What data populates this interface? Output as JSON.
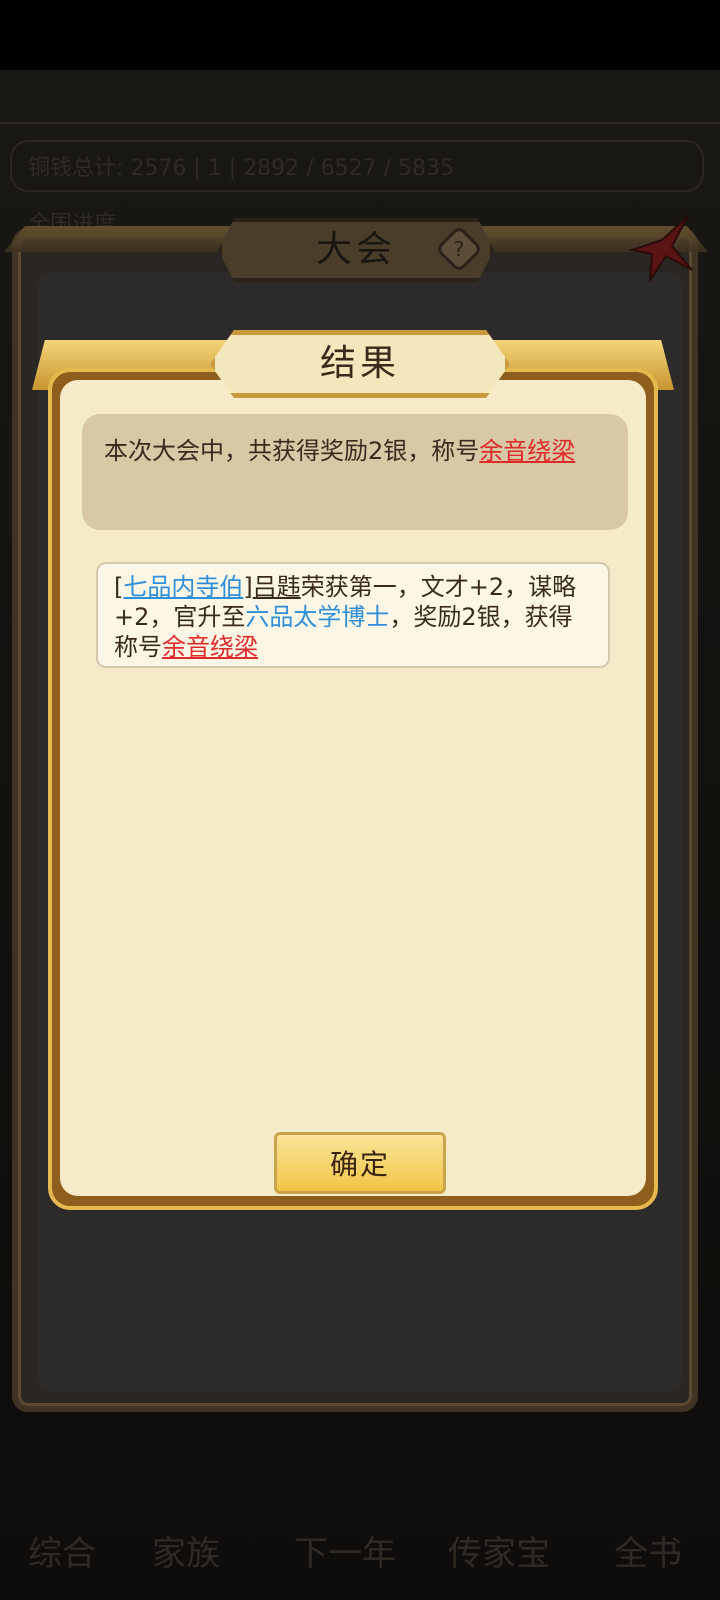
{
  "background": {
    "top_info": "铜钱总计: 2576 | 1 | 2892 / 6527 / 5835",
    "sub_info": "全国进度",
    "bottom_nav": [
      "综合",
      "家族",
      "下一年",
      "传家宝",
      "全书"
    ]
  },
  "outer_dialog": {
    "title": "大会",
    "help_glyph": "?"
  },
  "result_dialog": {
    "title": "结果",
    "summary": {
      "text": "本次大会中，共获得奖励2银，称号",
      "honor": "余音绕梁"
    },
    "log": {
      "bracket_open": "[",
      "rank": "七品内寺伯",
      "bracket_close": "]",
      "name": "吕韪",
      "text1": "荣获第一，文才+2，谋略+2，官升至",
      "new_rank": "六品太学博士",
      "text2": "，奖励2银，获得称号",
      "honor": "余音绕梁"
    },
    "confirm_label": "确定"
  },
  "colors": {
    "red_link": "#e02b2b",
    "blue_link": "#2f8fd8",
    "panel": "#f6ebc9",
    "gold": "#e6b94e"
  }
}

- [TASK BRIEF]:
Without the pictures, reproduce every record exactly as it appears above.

- [WRITTEN RESPONSE]:
What data populates this interface? Output as JSON.
{
  "background": {
    "top_info": "铜钱总计: 2576 | 1 | 2892 / 6527 / 5835",
    "sub_info": "全国进度",
    "bottom_nav": [
      "综合",
      "家族",
      "下一年",
      "传家宝",
      "全书"
    ]
  },
  "outer_dialog": {
    "title": "大会",
    "help_glyph": "?"
  },
  "result_dialog": {
    "title": "结果",
    "summary": {
      "text": "本次大会中，共获得奖励2银，称号",
      "honor": "余音绕梁"
    },
    "log": {
      "bracket_open": "[",
      "rank": "七品内寺伯",
      "bracket_close": "]",
      "name": "吕韪",
      "text1": "荣获第一，文才+2，谋略+2，官升至",
      "new_rank": "六品太学博士",
      "text2": "，奖励2银，获得称号",
      "honor": "余音绕梁"
    },
    "confirm_label": "确定"
  },
  "colors": {
    "red_link": "#e02b2b",
    "blue_link": "#2f8fd8",
    "panel": "#f6ebc9",
    "gold": "#e6b94e"
  }
}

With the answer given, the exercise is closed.